Excerpts from a dataset:
· · · · ·

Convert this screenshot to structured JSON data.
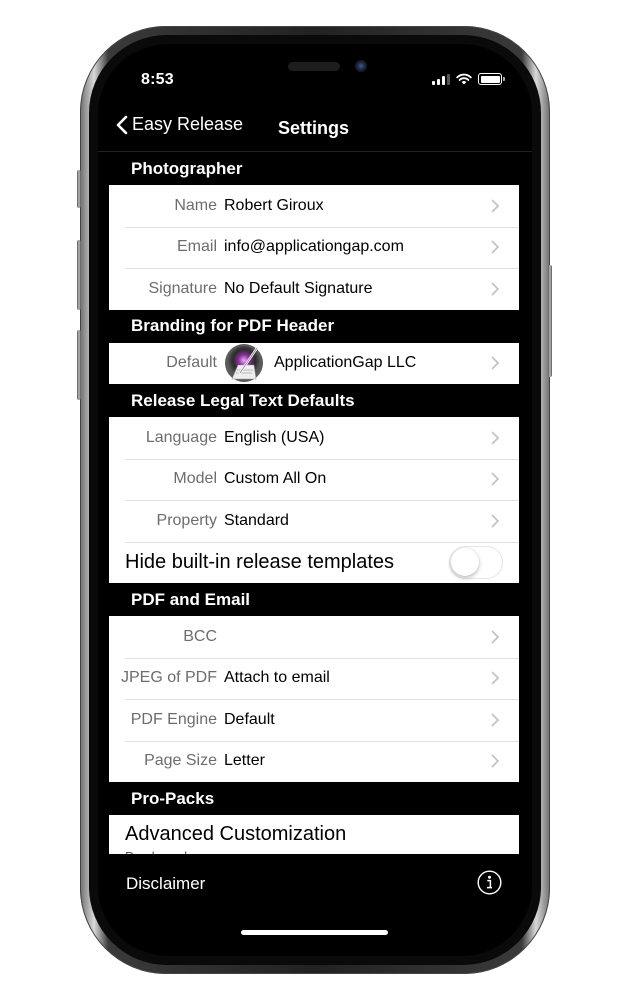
{
  "status_bar": {
    "time": "8:53",
    "icons": [
      "cellular-signal-icon",
      "wifi-icon",
      "battery-icon"
    ]
  },
  "nav": {
    "back_label": "Easy Release",
    "title": "Settings"
  },
  "sections": {
    "photographer": {
      "header": "Photographer",
      "rows": [
        {
          "label": "Name",
          "value": "Robert Giroux"
        },
        {
          "label": "Email",
          "value": "info@applicationgap.com"
        },
        {
          "label": "Signature",
          "value": "No Default Signature"
        }
      ]
    },
    "branding": {
      "header": "Branding for PDF Header",
      "rows": [
        {
          "label": "Default",
          "value": "ApplicationGap LLC",
          "icon": "app-logo-icon"
        }
      ]
    },
    "legal": {
      "header": "Release Legal Text Defaults",
      "rows": [
        {
          "label": "Language",
          "value": "English (USA)"
        },
        {
          "label": "Model",
          "value": "Custom All On"
        },
        {
          "label": "Property",
          "value": "Standard"
        }
      ],
      "toggle": {
        "label": "Hide built-in release templates",
        "on": false
      }
    },
    "pdf_email": {
      "header": "PDF and Email",
      "rows": [
        {
          "label": "BCC",
          "value": ""
        },
        {
          "label": "JPEG of PDF",
          "value": "Attach to email"
        },
        {
          "label": "PDF Engine",
          "value": "Default"
        },
        {
          "label": "Page Size",
          "value": "Letter"
        }
      ]
    },
    "propacks": {
      "header": "Pro-Packs",
      "rows": [
        {
          "title": "Advanced Customization",
          "subtitle": "Purchased"
        }
      ]
    }
  },
  "toolbar": {
    "disclaimer_label": "Disclaimer",
    "info_icon": "info-icon"
  },
  "colors": {
    "background": "#000000",
    "cell_background": "#ffffff",
    "label_gray": "#6d6d6d",
    "chevron_gray": "#c4c4c8"
  }
}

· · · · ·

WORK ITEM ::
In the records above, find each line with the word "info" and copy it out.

TASK SOLUTION ::
          "value": "info@applicationgap.com"
    "info_icon": "info-icon"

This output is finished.